Joep Lange, the virologist, who was killed in the Malaysian Airlines crash in eastern Ukraine aged 59, was a pioneer in the field of HIV/Aids since the days when the epidemic was first identified in the early 1980s; in recent years he was at the forefront of the campaign to improve access to anti-retroviral drugs in poor countries.
Lange was instrumental in the development of techniques of clinical care of HIV-infected patients from as early as 1982, when the disease, then spreading rapidly among gay men, did not even have a name. In the later 1980s, as a researcher at Amsterdam University Hospital, Lange led pioneering research into the risk of a carrier of HIV developing full-blown Aids, establishing that the risk is determined by the level of a protein known as “P24” in a carrier's blood.
He went on to lead early tests on the drug Retrovir, an antiretroviral which proved to be the first breakthrough in Aids therapy, significantly reducing the replication of HIV in patients. In a pilot study 18 Dutch HIV-positive men were given the drug; in 13 of them the count of antibodies against the virus (an indication of its presence) was reduced significantly by the treatment. Lange went on to lead a joint programme, involving research bodies in London, Copenhagen, Sydney and Amsterdam, which confirmed these early findings. Later he led research on the prevention of mother-to-child transmission of HIV.
Partly due to the availability of antiretroviral therapy in richer countries, Aids is now largely a disease of the poor. More than 95 per cent of infections occur in developing countries. As head of Clinical Research and Drug Development at the Global Programme on Aids of the World Health Organisation in the 1990s, then as president of the International Aids Society from 2002 to 2004, and finally as founder chairman of the non-profit PharmAccess Foundation until his death, Lange criss-crossed the world speaking at conferences, advising local health workers and launching campaigns to provide affordable access to effective drug therapy in poorer countries: “If we can get cold Coca-Cola and beer to every remote corner of Africa, it should not be impossible to do the same with drugs,” he declared.
Sometimes his campaigns took on an apocalyptic note. At a conference in London in 2004 he warned that while HIV/Aids did not by itself cause wars and insurgencies, it was nonetheless severely destabilising in other ways: “South Africa, Botswana and Swaziland will be potential basket cases if they don't act, and in the case of Botswana, if it doesn't act, it will cease to exist,” he said.
Joseph Lange, always known as “Joep” was born at Nieuwenhagen in the Netherlands on September 25 1954 and studied Medicine at the University of Amsterdam, qualifying in 1981 and taking a PhD in 1987.
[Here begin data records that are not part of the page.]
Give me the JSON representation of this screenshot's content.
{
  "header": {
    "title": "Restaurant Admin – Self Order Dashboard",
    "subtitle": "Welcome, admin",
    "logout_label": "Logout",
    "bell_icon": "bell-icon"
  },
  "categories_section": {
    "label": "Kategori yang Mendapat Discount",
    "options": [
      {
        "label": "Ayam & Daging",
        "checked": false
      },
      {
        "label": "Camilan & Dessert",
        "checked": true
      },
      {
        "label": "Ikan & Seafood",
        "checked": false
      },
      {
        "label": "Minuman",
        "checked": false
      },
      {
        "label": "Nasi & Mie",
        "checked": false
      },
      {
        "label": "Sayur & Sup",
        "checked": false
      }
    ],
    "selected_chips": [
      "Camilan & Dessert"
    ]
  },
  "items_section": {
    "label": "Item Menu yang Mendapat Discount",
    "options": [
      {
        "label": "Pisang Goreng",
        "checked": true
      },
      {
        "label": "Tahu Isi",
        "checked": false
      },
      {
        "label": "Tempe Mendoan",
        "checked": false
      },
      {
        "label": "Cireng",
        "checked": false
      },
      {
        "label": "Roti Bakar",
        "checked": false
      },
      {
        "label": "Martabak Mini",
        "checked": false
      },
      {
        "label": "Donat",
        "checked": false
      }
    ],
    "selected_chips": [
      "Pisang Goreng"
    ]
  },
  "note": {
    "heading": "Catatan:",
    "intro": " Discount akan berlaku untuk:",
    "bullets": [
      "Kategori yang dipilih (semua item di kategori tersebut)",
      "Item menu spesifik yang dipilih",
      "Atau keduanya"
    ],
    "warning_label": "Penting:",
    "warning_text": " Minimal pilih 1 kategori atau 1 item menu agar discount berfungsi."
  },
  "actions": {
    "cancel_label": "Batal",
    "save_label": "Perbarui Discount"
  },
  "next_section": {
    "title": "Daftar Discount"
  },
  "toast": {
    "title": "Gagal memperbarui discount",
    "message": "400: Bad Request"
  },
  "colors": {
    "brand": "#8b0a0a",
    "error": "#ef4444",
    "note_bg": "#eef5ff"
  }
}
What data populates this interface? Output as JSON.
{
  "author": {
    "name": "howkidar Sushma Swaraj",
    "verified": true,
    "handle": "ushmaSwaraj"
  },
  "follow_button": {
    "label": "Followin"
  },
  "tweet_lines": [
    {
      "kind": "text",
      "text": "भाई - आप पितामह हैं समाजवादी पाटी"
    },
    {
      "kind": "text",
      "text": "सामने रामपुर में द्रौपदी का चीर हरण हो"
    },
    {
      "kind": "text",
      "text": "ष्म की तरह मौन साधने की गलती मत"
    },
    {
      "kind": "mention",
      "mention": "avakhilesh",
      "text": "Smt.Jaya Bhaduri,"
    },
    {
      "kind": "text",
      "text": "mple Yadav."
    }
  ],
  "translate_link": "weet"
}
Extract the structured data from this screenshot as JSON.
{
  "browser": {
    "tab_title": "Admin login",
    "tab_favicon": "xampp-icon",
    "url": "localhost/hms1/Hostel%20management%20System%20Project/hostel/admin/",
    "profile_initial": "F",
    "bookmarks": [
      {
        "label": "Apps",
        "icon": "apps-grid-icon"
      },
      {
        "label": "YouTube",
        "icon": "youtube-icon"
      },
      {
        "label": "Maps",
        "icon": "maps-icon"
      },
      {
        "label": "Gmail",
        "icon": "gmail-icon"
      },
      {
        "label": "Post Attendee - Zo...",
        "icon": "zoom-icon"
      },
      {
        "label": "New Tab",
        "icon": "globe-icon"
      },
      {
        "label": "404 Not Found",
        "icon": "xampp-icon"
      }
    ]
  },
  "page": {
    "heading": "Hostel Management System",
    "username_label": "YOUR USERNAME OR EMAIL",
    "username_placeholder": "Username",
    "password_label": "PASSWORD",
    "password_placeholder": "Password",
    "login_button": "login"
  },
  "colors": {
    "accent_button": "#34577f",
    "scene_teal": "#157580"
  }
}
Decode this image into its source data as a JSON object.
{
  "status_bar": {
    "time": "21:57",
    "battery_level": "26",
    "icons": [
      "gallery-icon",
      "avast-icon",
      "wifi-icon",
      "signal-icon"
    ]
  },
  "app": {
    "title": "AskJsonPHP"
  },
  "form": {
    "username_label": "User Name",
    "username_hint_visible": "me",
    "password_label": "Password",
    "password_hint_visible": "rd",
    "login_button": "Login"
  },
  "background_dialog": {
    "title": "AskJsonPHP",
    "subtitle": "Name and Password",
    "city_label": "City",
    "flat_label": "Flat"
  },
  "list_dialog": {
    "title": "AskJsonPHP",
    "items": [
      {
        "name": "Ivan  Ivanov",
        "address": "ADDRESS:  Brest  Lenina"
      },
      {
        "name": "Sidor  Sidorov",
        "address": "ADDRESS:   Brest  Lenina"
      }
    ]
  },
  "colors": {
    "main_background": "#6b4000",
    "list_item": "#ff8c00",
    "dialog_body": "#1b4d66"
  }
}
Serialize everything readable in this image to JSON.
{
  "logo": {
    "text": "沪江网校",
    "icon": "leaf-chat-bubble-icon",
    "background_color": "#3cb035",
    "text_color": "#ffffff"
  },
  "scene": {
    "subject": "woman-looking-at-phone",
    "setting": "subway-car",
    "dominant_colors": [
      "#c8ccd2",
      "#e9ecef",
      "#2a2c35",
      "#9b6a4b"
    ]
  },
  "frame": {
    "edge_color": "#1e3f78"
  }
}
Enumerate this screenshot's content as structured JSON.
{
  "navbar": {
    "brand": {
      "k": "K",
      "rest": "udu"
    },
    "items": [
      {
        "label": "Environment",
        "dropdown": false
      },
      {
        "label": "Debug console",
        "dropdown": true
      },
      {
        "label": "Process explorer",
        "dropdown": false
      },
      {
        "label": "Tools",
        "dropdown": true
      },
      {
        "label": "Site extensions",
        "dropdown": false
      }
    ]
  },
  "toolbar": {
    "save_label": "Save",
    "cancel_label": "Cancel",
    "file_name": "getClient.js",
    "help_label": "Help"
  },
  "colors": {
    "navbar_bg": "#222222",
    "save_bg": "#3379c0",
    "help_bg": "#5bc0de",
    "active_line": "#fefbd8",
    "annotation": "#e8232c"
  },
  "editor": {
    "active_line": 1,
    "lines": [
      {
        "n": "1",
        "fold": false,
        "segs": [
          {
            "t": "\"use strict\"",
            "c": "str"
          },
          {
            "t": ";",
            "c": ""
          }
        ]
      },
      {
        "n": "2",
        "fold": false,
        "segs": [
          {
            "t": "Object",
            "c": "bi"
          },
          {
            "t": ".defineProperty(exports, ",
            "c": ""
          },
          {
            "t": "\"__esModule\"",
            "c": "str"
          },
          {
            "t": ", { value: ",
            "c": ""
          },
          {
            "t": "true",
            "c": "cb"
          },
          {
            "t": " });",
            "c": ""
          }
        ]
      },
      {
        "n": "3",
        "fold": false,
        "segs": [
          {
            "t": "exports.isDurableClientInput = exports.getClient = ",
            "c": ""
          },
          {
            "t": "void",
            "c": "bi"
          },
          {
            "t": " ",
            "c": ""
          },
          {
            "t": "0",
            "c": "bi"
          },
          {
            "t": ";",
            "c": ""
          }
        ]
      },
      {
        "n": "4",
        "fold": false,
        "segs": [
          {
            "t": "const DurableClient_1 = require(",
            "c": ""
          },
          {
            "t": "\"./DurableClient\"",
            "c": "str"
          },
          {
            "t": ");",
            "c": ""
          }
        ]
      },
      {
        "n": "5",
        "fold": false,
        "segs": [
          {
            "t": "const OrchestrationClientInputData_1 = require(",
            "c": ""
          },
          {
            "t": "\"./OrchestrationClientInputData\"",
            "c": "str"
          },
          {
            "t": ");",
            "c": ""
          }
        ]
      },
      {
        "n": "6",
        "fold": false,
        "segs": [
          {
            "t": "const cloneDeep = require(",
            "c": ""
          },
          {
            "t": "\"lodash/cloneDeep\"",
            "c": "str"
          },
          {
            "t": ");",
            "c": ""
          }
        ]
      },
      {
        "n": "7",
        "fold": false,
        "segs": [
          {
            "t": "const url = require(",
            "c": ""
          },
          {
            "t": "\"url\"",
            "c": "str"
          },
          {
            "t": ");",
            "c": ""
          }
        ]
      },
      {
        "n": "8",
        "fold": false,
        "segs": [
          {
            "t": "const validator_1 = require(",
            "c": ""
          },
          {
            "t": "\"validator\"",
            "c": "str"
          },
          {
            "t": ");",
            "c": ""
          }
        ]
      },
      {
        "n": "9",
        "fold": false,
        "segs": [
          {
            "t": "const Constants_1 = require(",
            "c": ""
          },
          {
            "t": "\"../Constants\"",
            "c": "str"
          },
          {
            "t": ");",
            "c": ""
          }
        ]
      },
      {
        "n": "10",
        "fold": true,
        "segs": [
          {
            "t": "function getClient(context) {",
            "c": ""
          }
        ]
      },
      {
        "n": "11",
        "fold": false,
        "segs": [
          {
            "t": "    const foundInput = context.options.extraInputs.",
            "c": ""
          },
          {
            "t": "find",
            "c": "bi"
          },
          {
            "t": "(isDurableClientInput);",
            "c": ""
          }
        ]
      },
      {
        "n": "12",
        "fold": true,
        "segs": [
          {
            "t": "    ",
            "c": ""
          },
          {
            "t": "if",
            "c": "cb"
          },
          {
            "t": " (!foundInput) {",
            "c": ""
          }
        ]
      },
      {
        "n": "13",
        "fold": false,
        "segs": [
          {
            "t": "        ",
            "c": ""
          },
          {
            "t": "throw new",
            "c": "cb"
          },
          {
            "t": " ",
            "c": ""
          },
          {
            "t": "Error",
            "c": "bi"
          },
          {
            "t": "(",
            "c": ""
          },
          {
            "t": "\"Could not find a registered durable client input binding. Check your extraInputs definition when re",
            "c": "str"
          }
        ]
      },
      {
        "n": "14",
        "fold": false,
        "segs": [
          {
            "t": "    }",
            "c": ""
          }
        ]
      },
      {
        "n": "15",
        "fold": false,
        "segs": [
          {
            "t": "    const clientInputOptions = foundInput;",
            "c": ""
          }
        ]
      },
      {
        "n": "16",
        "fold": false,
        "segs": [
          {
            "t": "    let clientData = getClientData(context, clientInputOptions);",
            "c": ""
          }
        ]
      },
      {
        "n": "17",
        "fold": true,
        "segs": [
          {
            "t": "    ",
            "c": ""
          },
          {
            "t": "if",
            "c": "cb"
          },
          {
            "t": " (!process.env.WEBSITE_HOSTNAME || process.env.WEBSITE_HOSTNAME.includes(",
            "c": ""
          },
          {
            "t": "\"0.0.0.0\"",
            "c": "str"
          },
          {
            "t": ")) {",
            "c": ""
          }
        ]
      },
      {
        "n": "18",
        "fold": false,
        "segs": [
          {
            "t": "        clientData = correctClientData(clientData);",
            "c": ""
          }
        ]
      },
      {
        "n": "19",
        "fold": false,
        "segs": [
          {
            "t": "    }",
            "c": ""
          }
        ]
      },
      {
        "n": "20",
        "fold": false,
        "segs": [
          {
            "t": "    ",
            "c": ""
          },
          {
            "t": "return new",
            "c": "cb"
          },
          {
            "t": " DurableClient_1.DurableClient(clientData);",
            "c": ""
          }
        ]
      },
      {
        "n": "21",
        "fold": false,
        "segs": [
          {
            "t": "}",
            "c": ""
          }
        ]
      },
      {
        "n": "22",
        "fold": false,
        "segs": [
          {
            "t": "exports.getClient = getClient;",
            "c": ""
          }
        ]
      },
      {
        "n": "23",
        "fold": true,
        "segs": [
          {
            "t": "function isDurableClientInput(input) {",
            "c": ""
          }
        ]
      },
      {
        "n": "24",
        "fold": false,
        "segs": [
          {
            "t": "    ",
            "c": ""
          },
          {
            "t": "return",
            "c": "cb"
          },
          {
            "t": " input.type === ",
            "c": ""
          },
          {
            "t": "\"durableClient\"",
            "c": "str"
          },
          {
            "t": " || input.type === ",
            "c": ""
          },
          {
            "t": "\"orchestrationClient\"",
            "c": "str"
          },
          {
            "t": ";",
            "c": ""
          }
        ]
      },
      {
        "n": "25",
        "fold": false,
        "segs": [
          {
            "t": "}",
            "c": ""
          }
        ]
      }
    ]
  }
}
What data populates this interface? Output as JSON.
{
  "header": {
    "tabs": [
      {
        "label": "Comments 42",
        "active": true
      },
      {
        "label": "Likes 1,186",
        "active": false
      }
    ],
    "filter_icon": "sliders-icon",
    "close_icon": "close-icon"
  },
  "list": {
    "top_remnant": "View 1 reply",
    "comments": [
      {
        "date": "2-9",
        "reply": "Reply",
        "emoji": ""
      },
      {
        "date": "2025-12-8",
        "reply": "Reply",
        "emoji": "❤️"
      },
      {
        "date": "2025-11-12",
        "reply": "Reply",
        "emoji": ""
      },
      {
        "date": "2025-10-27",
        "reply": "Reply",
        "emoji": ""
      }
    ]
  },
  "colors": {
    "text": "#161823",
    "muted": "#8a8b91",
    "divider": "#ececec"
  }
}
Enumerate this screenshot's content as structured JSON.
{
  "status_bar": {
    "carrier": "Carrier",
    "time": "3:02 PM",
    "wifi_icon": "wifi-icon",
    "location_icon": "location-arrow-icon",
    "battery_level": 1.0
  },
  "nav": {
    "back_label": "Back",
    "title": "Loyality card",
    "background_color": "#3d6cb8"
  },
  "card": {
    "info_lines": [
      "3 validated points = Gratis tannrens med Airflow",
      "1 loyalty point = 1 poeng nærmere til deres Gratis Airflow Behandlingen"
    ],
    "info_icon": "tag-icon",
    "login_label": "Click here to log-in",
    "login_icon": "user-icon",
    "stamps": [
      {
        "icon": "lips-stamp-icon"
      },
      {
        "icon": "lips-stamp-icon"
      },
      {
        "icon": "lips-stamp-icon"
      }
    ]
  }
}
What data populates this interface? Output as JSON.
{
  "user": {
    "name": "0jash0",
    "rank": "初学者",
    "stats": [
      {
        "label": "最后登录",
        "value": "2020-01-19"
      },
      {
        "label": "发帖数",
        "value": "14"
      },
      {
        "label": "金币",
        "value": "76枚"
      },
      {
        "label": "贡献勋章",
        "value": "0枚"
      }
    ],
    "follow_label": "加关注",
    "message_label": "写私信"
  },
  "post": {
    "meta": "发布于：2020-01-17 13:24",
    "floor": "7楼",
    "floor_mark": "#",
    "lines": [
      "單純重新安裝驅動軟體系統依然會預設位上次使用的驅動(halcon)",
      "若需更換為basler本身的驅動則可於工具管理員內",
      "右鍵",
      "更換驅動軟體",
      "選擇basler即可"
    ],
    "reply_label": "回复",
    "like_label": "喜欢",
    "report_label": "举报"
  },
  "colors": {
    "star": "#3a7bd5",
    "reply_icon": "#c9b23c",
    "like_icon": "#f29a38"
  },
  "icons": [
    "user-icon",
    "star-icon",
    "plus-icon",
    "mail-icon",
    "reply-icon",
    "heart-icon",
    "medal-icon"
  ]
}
As well as taking leading positions on many international bodies concerned with Aids, from 2006 he was a Professor at the Academic Medical Centre at the University of Amsterdam, where he guided more than 30 PhD students and published more than 350 papers in peer-reviewed journals. A founding editor of the academic journal Antiviral Therapy, he was also scientific director of HIV[e]Ducation, an online learning site for medical professionals.
On Thursday morning Lange boarded Malaysian Airline's flight MH17 to attend an international conference on Aids in Melbourne, Australia, where he was due to speak on Sunday. Both he and his wife Jacqueline have been confirmed as among the crash victims, along with a large number of other delegates travelling to the conference.
Lange was the doting father of five daughters. Among the many messages on Twitter posted by his colleagues, one friend recalled how she had often found him cooking for his daughters while on conference calls discussing HIV: “I asked him why he worked so much. He said “Do you know how much it costs to buy shoes for five girls?'”